Singing in groups may bring greater happiness to people with mental health conditions such as anxiety and depression, according to a new study from the University of East Anglia (UEA) in the United Kingdom.
Researchers found that people who participated in a community singing group improved or at least maintained their mental health. The findings also show that the combination of singing and socializing was a major factor in recovery as it gave participants a feeling of belonging and well-being.
Lead researcher Professor Tom Shakespeare from UEA’s Norwich Medical School and his researcher Dr. Alice Whieldon worked in collaboration with the Sing Your Heart Out (SYHO) project, based in Norfolk.
SYHO offers weekly singing workshops, aimed at people with mental health conditions as well as the general public. It originally began at Hellesdon psychiatric hospital in 2005, but later moved into the community. Around 120 people now attend four free workshops each week across Norfolk, two-thirds of whom have had contact with mental health services.
The researchers followed the group for six months and put together interviews and focus groups with participants, organizers, and workshop leaders.
“We found that singing as part of a group contributes to people’s recovery from mental health problems,” said Shakespeare. “The main way that Sing Your Heart Out differs from a choir is that anyone can join in regardless of ability. There’s also very little pressure because the participants are not rehearsing towards a performance. It’s very inclusive and it’s just for fun.
“The format is also different to a therapy group because there’s no pressure for anyone to discuss their condition. We heard the participants calling the initiative a ‘life saver’ and that it ‘saved their sanity.’ Others said they simply wouldn’t be here without it, they wouldn’t have managed — so we quickly began to see the massive impact it was having,” he said.
Shakespeare added that all of the interviewed participants reported positive effects on their mental health as a direct result of participating in the singing workshops. For some it represented one component of a wider program of support, and for others it stood out as key to their recovery or maintenance of health, he said.
“But the key thing for everyone was that the Sing Your Heart Out model induced fun and happiness.”
The findings, published in the BMJ journal Medical Humanities, show how a combination of singing and social engagement can give participants a feeling of belonging and well-being, as well as improved social skills and confidence.
The program also provided structure, support and contact to help people improve their mood, feel good, and function better in day-to-day life.
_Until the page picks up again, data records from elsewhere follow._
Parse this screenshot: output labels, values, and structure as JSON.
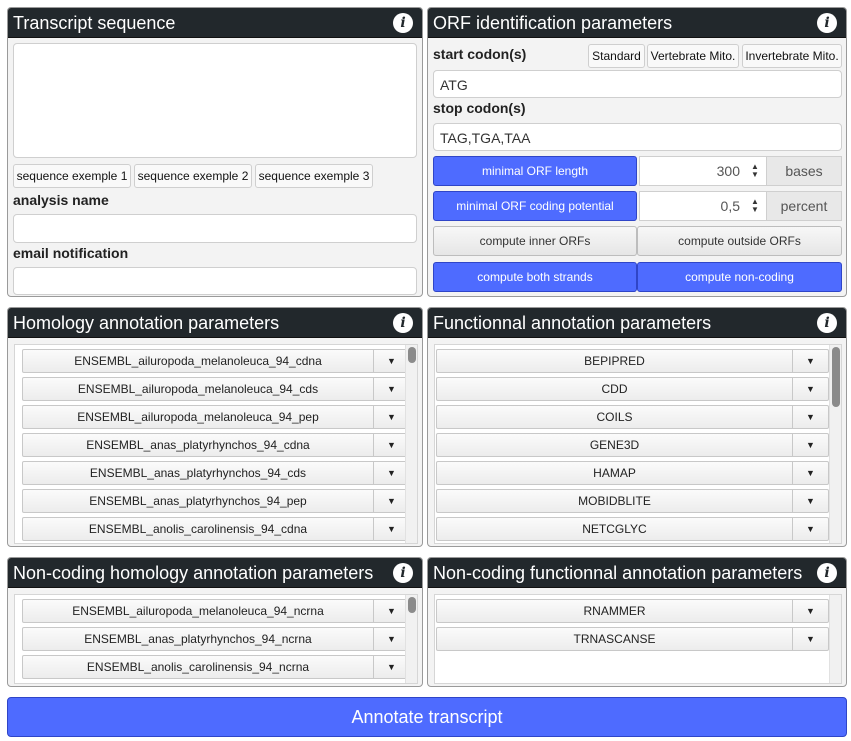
{
  "transcript_panel": {
    "title": "Transcript sequence",
    "sequence_value": "",
    "example_buttons": [
      "sequence exemple 1",
      "sequence exemple 2",
      "sequence exemple 3"
    ],
    "analysis_label": "analysis name",
    "analysis_value": "",
    "email_label": "email notification",
    "email_value": ""
  },
  "orf_panel": {
    "title": "ORF identification parameters",
    "start_label": "start codon(s)",
    "presets": [
      "Standard",
      "Vertebrate Mito.",
      "Invertebrate Mito."
    ],
    "start_value": "ATG",
    "stop_label": "stop codon(s)",
    "stop_value": "TAG,TGA,TAA",
    "min_length_label": "minimal ORF length",
    "min_length_value": "300",
    "min_length_unit": "bases",
    "min_coding_label": "minimal ORF coding potential",
    "min_coding_value": "0,5",
    "min_coding_unit": "percent",
    "inner_label": "compute inner ORFs",
    "outside_label": "compute outside ORFs",
    "both_strands_label": "compute both strands",
    "non_coding_label": "compute non-coding"
  },
  "homology_panel": {
    "title": "Homology annotation parameters",
    "items": [
      "ENSEMBL_ailuropoda_melanoleuca_94_cdna",
      "ENSEMBL_ailuropoda_melanoleuca_94_cds",
      "ENSEMBL_ailuropoda_melanoleuca_94_pep",
      "ENSEMBL_anas_platyrhynchos_94_cdna",
      "ENSEMBL_anas_platyrhynchos_94_cds",
      "ENSEMBL_anas_platyrhynchos_94_pep",
      "ENSEMBL_anolis_carolinensis_94_cdna"
    ]
  },
  "functional_panel": {
    "title": "Functionnal annotation parameters",
    "items": [
      "BEPIPRED",
      "CDD",
      "COILS",
      "GENE3D",
      "HAMAP",
      "MOBIDBLITE",
      "NETCGLYC"
    ]
  },
  "nc_homology_panel": {
    "title": "Non-coding homology annotation parameters",
    "items": [
      "ENSEMBL_ailuropoda_melanoleuca_94_ncrna",
      "ENSEMBL_anas_platyrhynchos_94_ncrna",
      "ENSEMBL_anolis_carolinensis_94_ncrna"
    ]
  },
  "nc_functional_panel": {
    "title": "Non-coding functionnal annotation parameters",
    "items": [
      "RNAMMER",
      "TRNASCANSE"
    ]
  },
  "info_glyph": "i",
  "caret_glyph": "▼",
  "annotate_label": "Annotate transcript",
  "colors": {
    "header_bg": "#22282c",
    "accent_blue": "#4e6bff",
    "panel_bg": "#f3f3f3"
  }
}
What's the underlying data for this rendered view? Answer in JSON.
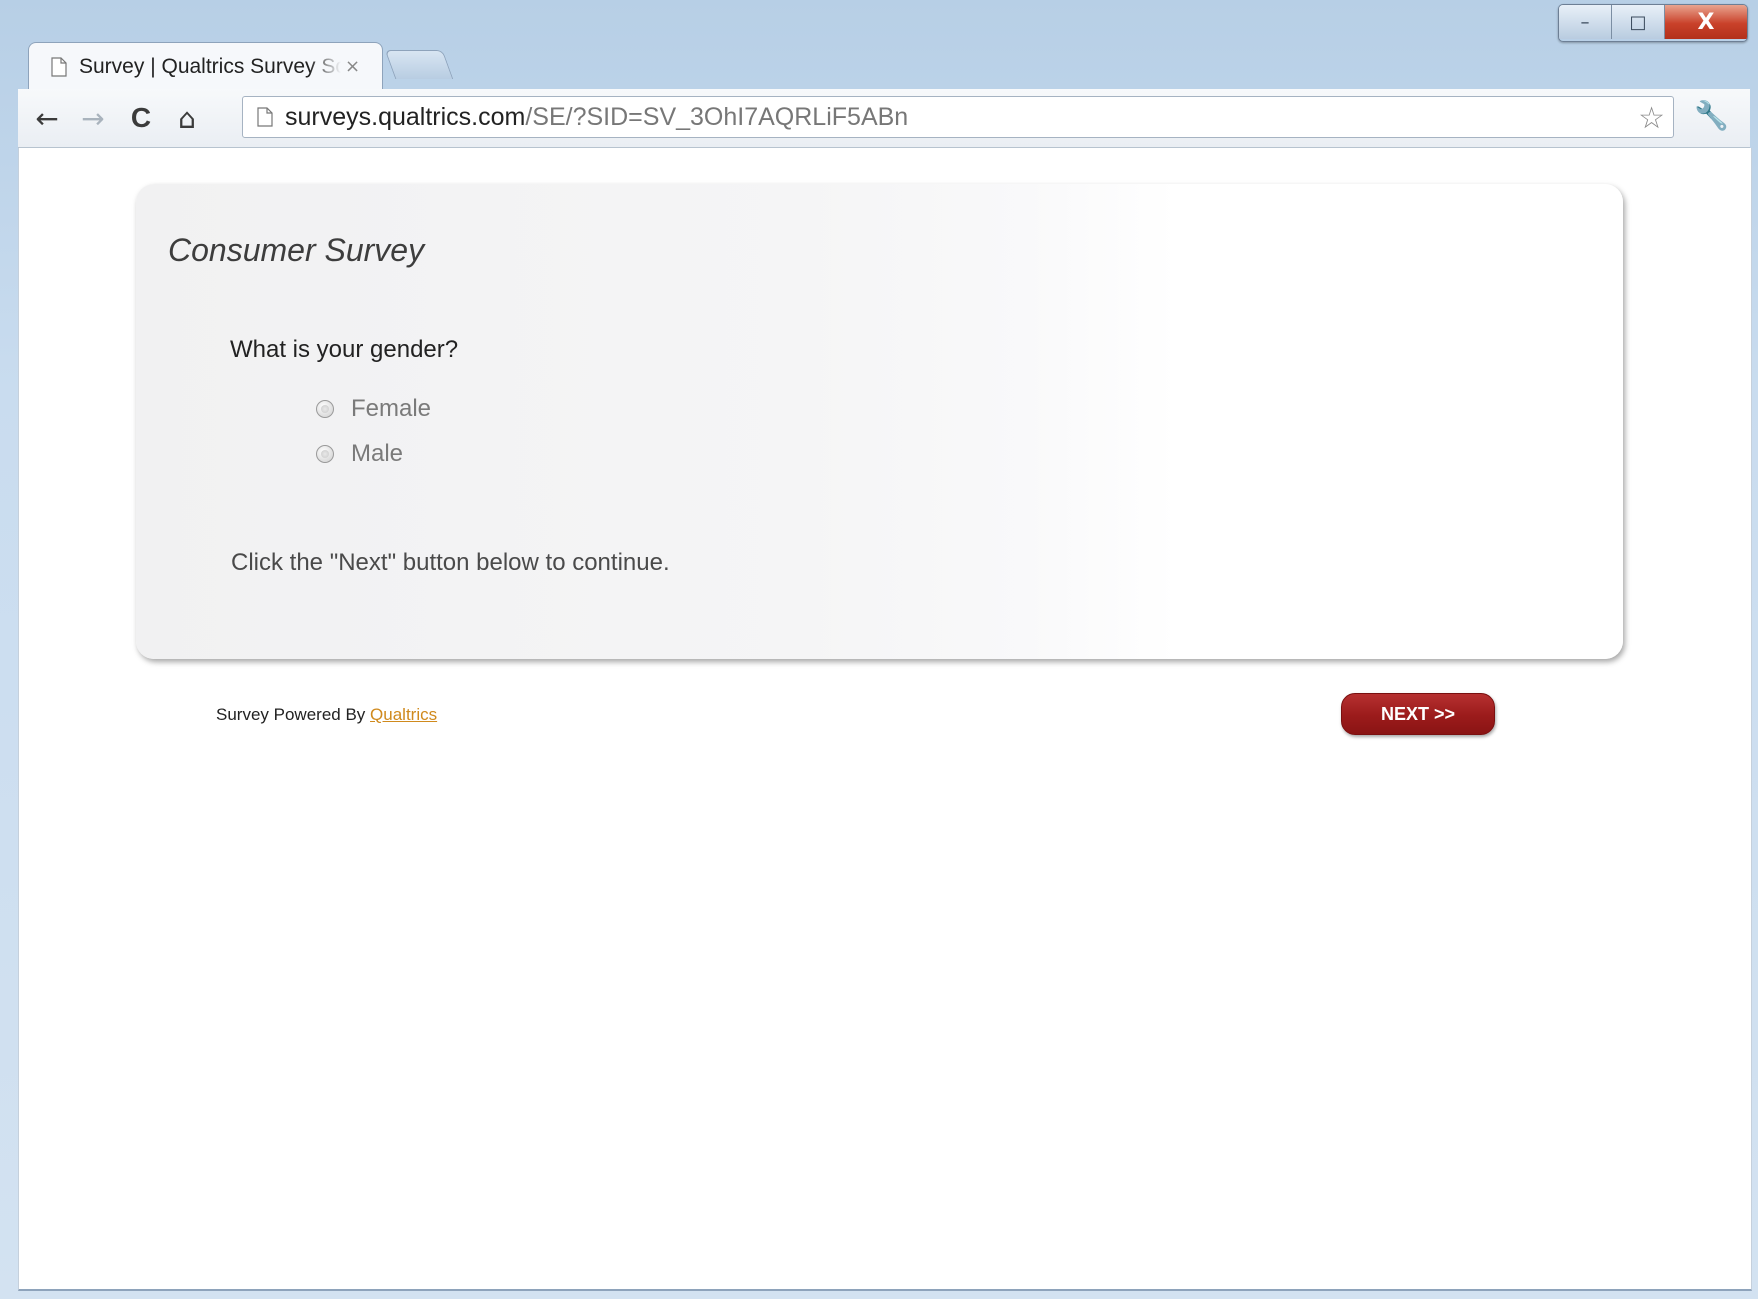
{
  "browser": {
    "tab_title": "Survey | Qualtrics Survey Software",
    "tab_close": "×",
    "url_host": "surveys.qualtrics.com",
    "url_path": "/SE/?SID=SV_3OhI7AQRLiF5ABn",
    "controls": {
      "minimize": "–",
      "maximize": "□",
      "close": "X"
    },
    "icons": {
      "back": "←",
      "forward": "→",
      "reload": "C",
      "home": "⌂",
      "star": "☆",
      "wrench": "🔧"
    }
  },
  "survey": {
    "title": "Consumer Survey",
    "question": "What is your gender?",
    "choices": [
      "Female",
      "Male"
    ],
    "instruction": "Click the \"Next\" button below to continue."
  },
  "footer": {
    "powered_by": "Survey Powered By",
    "brand_link": "Qualtrics",
    "next_button": "NEXT >>"
  },
  "colors": {
    "next_button": "#9b1b1b",
    "brand_link": "#d08a1d"
  }
}
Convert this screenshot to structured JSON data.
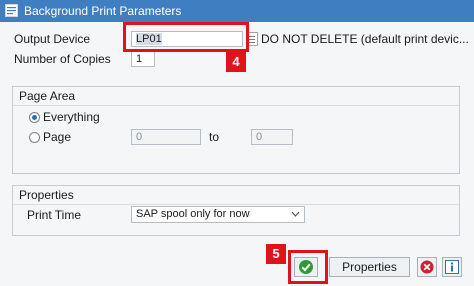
{
  "window": {
    "title": "Background Print Parameters"
  },
  "output_device": {
    "label": "Output Device",
    "value": "LP01",
    "description": "DO NOT DELETE (default print devic..."
  },
  "copies": {
    "label": "Number of Copies",
    "value": "1"
  },
  "page_area": {
    "title": "Page Area",
    "everything_label": "Everything",
    "page_label": "Page",
    "from_value": "0",
    "to_label": "to",
    "to_value": "0",
    "selected": "everything"
  },
  "properties": {
    "title": "Properties",
    "print_time_label": "Print Time",
    "print_time_value": "SAP spool only for now"
  },
  "buttons": {
    "properties_label": "Properties"
  },
  "annotations": {
    "step4": "4",
    "step5": "5"
  },
  "colors": {
    "title_bar": "#3f7fc1",
    "annotation": "#e0121b",
    "check": "#2e9a3b",
    "cancel": "#d0202a",
    "info": "#2e6fb5"
  }
}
“The Sing Your Heart Out model offers a low-commitment, low-cost tool for mental health recovery within the community,” said Shakespeare.
Source: University of East Anglia